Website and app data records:
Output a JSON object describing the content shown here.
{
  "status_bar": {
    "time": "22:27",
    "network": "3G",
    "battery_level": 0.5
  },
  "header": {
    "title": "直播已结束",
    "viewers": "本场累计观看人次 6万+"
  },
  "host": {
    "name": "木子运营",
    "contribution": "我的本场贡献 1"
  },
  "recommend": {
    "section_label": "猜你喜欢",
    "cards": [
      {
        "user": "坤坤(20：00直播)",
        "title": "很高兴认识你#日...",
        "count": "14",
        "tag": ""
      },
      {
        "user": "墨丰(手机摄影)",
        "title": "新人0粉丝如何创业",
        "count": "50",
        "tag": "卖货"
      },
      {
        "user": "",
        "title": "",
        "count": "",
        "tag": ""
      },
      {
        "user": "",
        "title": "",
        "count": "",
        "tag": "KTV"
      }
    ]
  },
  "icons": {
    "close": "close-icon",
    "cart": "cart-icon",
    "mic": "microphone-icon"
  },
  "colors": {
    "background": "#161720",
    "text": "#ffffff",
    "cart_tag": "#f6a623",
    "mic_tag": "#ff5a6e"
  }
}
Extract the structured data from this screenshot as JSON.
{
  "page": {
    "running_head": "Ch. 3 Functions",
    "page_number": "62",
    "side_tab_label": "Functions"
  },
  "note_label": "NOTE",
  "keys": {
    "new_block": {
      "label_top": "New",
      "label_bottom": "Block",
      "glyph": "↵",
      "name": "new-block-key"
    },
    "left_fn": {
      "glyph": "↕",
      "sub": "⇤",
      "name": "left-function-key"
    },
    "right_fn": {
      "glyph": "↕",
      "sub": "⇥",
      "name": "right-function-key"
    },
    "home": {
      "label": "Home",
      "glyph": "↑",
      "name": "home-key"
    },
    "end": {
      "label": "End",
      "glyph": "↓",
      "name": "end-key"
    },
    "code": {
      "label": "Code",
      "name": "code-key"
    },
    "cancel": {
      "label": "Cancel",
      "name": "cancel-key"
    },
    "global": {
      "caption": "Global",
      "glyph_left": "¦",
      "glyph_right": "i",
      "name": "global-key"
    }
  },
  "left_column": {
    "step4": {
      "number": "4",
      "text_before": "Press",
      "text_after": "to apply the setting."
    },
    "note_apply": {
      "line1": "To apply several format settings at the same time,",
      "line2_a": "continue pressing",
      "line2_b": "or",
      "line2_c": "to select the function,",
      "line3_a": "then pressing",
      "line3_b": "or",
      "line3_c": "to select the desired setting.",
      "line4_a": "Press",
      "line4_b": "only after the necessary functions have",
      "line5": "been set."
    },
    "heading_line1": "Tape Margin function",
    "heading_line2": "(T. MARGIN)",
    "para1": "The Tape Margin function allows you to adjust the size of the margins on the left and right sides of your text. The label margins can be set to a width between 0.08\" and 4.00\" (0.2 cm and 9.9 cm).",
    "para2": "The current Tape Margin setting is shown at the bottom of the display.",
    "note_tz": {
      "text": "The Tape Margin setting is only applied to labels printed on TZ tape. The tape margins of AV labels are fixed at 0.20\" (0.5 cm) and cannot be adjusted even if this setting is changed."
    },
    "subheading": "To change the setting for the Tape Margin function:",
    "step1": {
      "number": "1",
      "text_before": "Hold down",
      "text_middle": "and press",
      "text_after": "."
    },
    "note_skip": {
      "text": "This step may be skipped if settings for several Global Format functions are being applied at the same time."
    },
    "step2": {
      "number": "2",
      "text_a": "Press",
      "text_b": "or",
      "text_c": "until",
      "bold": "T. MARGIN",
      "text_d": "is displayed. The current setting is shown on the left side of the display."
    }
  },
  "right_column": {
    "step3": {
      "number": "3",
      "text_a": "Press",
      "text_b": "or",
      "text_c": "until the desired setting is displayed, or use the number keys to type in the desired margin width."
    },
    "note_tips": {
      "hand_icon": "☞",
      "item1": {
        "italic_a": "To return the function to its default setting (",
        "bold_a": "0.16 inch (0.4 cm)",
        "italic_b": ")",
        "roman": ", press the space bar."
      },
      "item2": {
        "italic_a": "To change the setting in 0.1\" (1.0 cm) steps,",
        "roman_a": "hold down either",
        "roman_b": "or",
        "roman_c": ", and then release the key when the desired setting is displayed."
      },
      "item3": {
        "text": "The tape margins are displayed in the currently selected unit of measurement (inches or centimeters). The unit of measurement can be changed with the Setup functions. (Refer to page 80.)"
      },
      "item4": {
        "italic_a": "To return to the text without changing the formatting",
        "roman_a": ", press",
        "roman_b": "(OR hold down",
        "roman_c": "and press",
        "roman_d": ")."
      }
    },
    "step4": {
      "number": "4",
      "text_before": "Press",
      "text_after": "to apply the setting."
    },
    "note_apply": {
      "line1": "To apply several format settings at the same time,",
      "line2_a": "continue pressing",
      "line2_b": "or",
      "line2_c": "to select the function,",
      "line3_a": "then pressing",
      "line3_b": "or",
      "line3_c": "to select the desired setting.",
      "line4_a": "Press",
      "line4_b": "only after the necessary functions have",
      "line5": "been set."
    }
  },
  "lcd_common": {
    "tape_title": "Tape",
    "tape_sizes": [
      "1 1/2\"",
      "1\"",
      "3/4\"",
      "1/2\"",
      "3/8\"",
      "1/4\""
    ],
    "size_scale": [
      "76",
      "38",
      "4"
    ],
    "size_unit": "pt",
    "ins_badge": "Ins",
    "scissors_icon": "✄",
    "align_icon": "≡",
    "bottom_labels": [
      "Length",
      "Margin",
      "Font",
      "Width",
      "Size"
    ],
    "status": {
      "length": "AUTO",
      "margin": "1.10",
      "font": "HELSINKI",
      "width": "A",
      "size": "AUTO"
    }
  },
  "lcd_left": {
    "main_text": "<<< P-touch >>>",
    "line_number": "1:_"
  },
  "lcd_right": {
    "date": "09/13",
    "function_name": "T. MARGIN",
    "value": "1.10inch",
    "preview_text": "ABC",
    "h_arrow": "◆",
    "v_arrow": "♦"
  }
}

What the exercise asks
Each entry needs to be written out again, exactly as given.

Written response
Output a JSON object describing the content shown here.
{
  "status_bar": {
    "time": "22:27",
    "network": "3G",
    "battery_level": 0.5
  },
  "header": {
    "title": "直播已结束",
    "viewers": "本场累计观看人次 6万+"
  },
  "host": {
    "name": "木子运营",
    "contribution": "我的本场贡献 1"
  },
  "recommend": {
    "section_label": "猜你喜欢",
    "cards": [
      {
        "user": "坤坤(20：00直播)",
        "title": "很高兴认识你#日...",
        "count": "14",
        "tag": ""
      },
      {
        "user": "墨丰(手机摄影)",
        "title": "新人0粉丝如何创业",
        "count": "50",
        "tag": "卖货"
      },
      {
        "user": "",
        "title": "",
        "count": "",
        "tag": ""
      },
      {
        "user": "",
        "title": "",
        "count": "",
        "tag": "KTV"
      }
    ]
  },
  "icons": {
    "close": "close-icon",
    "cart": "cart-icon",
    "mic": "microphone-icon"
  },
  "colors": {
    "background": "#161720",
    "text": "#ffffff",
    "cart_tag": "#f6a623",
    "mic_tag": "#ff5a6e"
  }
}
Extract the structured data from this screenshot as JSON.
{
  "page": {
    "running_head": "Ch. 3 Functions",
    "page_number": "62",
    "side_tab_label": "Functions"
  },
  "note_label": "NOTE",
  "keys": {
    "new_block": {
      "label_top": "New",
      "label_bottom": "Block",
      "glyph": "↵",
      "name": "new-block-key"
    },
    "left_fn": {
      "glyph": "↕",
      "sub": "⇤",
      "name": "left-function-key"
    },
    "right_fn": {
      "glyph": "↕",
      "sub": "⇥",
      "name": "right-function-key"
    },
    "home": {
      "label": "Home",
      "glyph": "↑",
      "name": "home-key"
    },
    "end": {
      "label": "End",
      "glyph": "↓",
      "name": "end-key"
    },
    "code": {
      "label": "Code",
      "name": "code-key"
    },
    "cancel": {
      "label": "Cancel",
      "name": "cancel-key"
    },
    "global": {
      "caption": "Global",
      "glyph_left": "¦",
      "glyph_right": "i",
      "name": "global-key"
    }
  },
  "left_column": {
    "step4": {
      "number": "4",
      "text_before": "Press",
      "text_after": "to apply the setting."
    },
    "note_apply": {
      "line1": "To apply several format settings at the same time,",
      "line2_a": "continue pressing",
      "line2_b": "or",
      "line2_c": "to select the function,",
      "line3_a": "then pressing",
      "line3_b": "or",
      "line3_c": "to select the desired setting.",
      "line4_a": "Press",
      "line4_b": "only after the necessary functions have",
      "line5": "been set."
    },
    "heading_line1": "Tape Margin function",
    "heading_line2": "(T. MARGIN)",
    "para1": "The Tape Margin function allows you to adjust the size of the margins on the left and right sides of your text. The label margins can be set to a width between 0.08\" and 4.00\" (0.2 cm and 9.9 cm).",
    "para2": "The current Tape Margin setting is shown at the bottom of the display.",
    "note_tz": {
      "text": "The Tape Margin setting is only applied to labels printed on TZ tape. The tape margins of AV labels are fixed at 0.20\" (0.5 cm) and cannot be adjusted even if this setting is changed."
    },
    "subheading": "To change the setting for the Tape Margin function:",
    "step1": {
      "number": "1",
      "text_before": "Hold down",
      "text_middle": "and press",
      "text_after": "."
    },
    "note_skip": {
      "text": "This step may be skipped if settings for several Global Format functions are being applied at the same time."
    },
    "step2": {
      "number": "2",
      "text_a": "Press",
      "text_b": "or",
      "text_c": "until",
      "bold": "T. MARGIN",
      "text_d": "is displayed. The current setting is shown on the left side of the display."
    }
  },
  "right_column": {
    "step3": {
      "number": "3",
      "text_a": "Press",
      "text_b": "or",
      "text_c": "until the desired setting is displayed, or use the number keys to type in the desired margin width."
    },
    "note_tips": {
      "hand_icon": "☞",
      "item1": {
        "italic_a": "To return the function to its default setting (",
        "bold_a": "0.16 inch (0.4 cm)",
        "italic_b": ")",
        "roman": ", press the space bar."
      },
      "item2": {
        "italic_a": "To change the setting in 0.1\" (1.0 cm) steps,",
        "roman_a": "hold down either",
        "roman_b": "or",
        "roman_c": ", and then release the key when the desired setting is displayed."
      },
      "item3": {
        "text": "The tape margins are displayed in the currently selected unit of measurement (inches or centimeters). The unit of measurement can be changed with the Setup functions. (Refer to page 80.)"
      },
      "item4": {
        "italic_a": "To return to the text without changing the formatting",
        "roman_a": ", press",
        "roman_b": "(OR hold down",
        "roman_c": "and press",
        "roman_d": ")."
      }
    },
    "step4": {
      "number": "4",
      "text_before": "Press",
      "text_after": "to apply the setting."
    },
    "note_apply": {
      "line1": "To apply several format settings at the same time,",
      "line2_a": "continue pressing",
      "line2_b": "or",
      "line2_c": "to select the function,",
      "line3_a": "then pressing",
      "line3_b": "or",
      "line3_c": "to select the desired setting.",
      "line4_a": "Press",
      "line4_b": "only after the necessary functions have",
      "line5": "been set."
    }
  },
  "lcd_common": {
    "tape_title": "Tape",
    "tape_sizes": [
      "1 1/2\"",
      "1\"",
      "3/4\"",
      "1/2\"",
      "3/8\"",
      "1/4\""
    ],
    "size_scale": [
      "76",
      "38",
      "4"
    ],
    "size_unit": "pt",
    "ins_badge": "Ins",
    "scissors_icon": "✄",
    "align_icon": "≡",
    "bottom_labels": [
      "Length",
      "Margin",
      "Font",
      "Width",
      "Size"
    ],
    "status": {
      "length": "AUTO",
      "margin": "1.10",
      "font": "HELSINKI",
      "width": "A",
      "size": "AUTO"
    }
  },
  "lcd_left": {
    "main_text": "<<< P-touch >>>",
    "line_number": "1:_"
  },
  "lcd_right": {
    "date": "09/13",
    "function_name": "T. MARGIN",
    "value": "1.10inch",
    "preview_text": "ABC",
    "h_arrow": "◆",
    "v_arrow": "♦"
  }
}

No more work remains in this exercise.